--- START ---

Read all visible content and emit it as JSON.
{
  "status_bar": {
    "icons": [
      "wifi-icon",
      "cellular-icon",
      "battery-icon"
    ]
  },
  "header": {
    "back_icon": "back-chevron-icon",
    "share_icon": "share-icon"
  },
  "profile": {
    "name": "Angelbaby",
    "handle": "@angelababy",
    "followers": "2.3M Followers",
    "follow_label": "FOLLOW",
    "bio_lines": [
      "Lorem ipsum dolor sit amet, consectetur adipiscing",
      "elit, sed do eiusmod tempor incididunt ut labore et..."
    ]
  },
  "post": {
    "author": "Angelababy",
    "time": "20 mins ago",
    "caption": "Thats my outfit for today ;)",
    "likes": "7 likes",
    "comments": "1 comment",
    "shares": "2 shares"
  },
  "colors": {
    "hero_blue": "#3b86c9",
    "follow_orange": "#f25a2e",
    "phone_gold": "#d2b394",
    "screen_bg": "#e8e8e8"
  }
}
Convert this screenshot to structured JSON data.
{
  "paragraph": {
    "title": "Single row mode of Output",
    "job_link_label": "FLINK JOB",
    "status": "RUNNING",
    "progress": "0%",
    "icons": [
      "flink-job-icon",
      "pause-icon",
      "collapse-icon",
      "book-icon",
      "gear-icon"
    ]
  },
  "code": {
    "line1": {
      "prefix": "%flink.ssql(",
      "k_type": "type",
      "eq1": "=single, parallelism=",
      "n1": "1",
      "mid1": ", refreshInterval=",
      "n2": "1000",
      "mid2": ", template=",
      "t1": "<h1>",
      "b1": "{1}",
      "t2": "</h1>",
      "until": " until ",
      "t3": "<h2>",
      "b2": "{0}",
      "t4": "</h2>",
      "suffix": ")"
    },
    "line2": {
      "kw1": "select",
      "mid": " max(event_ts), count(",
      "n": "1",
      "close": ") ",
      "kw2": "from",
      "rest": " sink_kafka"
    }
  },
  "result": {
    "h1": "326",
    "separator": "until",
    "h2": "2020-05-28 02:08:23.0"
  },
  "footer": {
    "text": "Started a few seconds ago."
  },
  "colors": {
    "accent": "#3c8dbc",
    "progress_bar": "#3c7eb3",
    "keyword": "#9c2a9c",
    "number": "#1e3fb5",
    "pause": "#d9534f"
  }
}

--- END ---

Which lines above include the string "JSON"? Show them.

Problem solution ::
Read all visible content and emit it as JSON.
Convert this screenshot to structured JSON data.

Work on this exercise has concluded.